When it comes to main meals, always go for wholegrain versions – wholemeal bread, brown rice, whole wheat pasta, jumbo oats, quinoa, etc. Potatoes can also be a part of a healthy diet but you do digest their carbs fairly fast so it’s best to combine them with vegetables that slow down the whole process – sweet potatoes and other root vegetables. Be carb-smart and there’s no need to give up anything.

We should eat several portions of fruit a day 

4. Sugar is addictive

When you eat sugar, your brain releases the hormone dopamine that makes you feel good and makes you want to repeat that pleasurable experience. This stems from our evolutionary history because sweet foods are a good source of energy and that used to be crucial for our survival. 

However, now there’s too much sugar everywhere and this brain reward is a bit of a trap. Many addictive drugs act in a similar way but the dopamine response to sugar isn’t as big as with hard drugs. It means that your sugar cravings have a biological explanation but also that it isn’t that difficult to break your sugar habit.

The brain reacting to sugar is one part of sugar ‘addiction’, the other is our taste buds – in other words the level of sweetness we’re used to. The latter takes some time to reprogram but once you’ve done it, you’ll be surprised just how much your taste has changed. 

Some people decide to cut sugar out completely, some simply reduce the amount they consume to a minimum. There’s no one-size-fits-all approach so it’s up to you but gradual reduction offers a gentler transition than going ‘cold turkey’. If you put a teaspoon of sugar in your tea or coffee, try halving the amount and after three weeks, halve it again. Why three weeks? That’s how long it usually takes to build a new habit.

5. Low-carb diets are dangerous

Low-carb, ketogenic or paleo diets are usually based around foods high in protein and fat, and severely limit carbohydrates. This forces your metabolism to switch gears and draw energy mostly from fat and protein, which makes you less hungry and may lead to weight loss. 

Your body can do this for a while but it’s not a natural way for your metabolism to work. It’s why these diets are effective only for short-term weight loss but if followed for long periods of time, they have a whole range of unpleasant adverse effects such as constipation, headaches, kidney fatigue, bad breath, increased cholesterol levels, increased risk of heart disease, cancer and even premature death (Bilsborough and Crowe, 2003; Farhadnejad et al., 2019; Mazidi et al., 2019).

Take-home message

We have evolved to thrive on complex carbohydrates so it’s best to base your diet around their natural sources, such as whole grains, fruit and vegetables, and pulses (lentils, beans, peas), which release their energy gradually and promote good health by providing vitamins, minerals, fibre, antioxidants and phytonutrients.

On the other hand, refined carbs, such as white bread, pastries, processed snacks, cakes, sweets, fizzy and sugary drinks, are bad news as they turn into sugar fast and may contribute to weight gain, heart disease, diabetes and some other chronic diseases.
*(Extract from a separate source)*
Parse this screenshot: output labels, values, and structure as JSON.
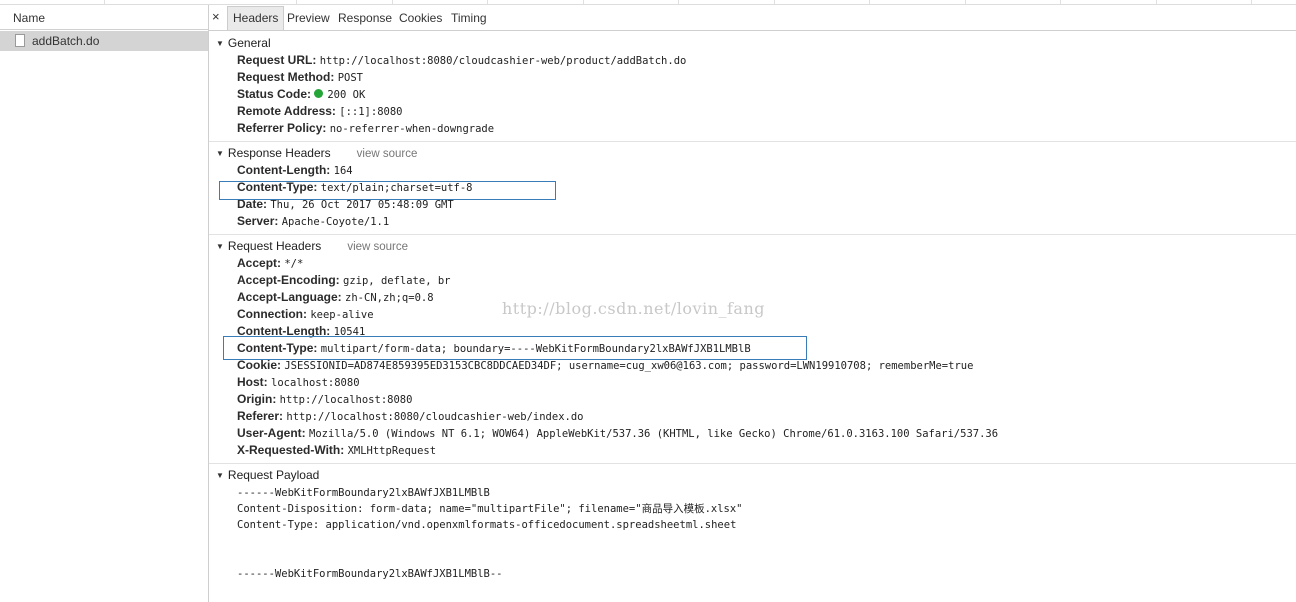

If you have them occasionally, it’s not a problem but they shouldn’t be your daily go-to choice.

Our bodies run on carbs so don’t avoid them. Choose the good ones and you’ll be the best you can be – feeling good, physically and mentally, with plenty of energy to power your day.
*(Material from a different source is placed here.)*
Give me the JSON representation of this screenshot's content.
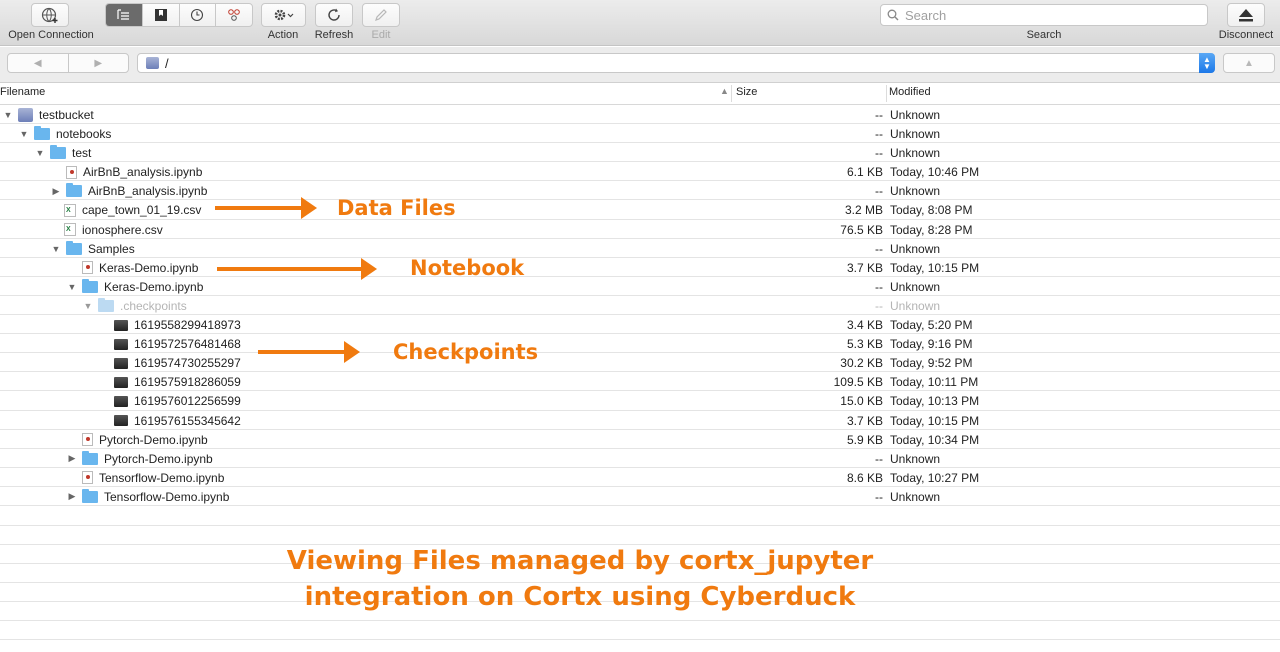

Bilsborough SA, Crowe TC. 2003. Low-carbohydrate diets: what are the potential short- and long-term health implications? Asia Pacific Journal of Clinical Nutrition. 12 (4) 396-404.

Farhadnejad H, Asghari G, Emamat H, Mirmiran P, Azizi F. 2019. Low-Carbohydrate High-Protein Diet is Associated With Increased Risk of Incident Chronic Kidney Diseases Among Tehranian Adults. Journal of Renal Nutrition. 29 (4) 343-349.

Mazidi M, Katsiki N, Mikhailidis DP, Sattar N, Banach M.2019. Lower carbohydrate diets and all-cause and cause-specific mortality: a population-based cohort study and pooling of prospective studies. European Heart Journal. 40 (34) 2870-2879.

Veronika Charvátová

Veronika Charvátová MSc is a biologist and Viva! Health researcher. She has spent years uncovering the links between nutrition and good health and is an expert on plant-based diets.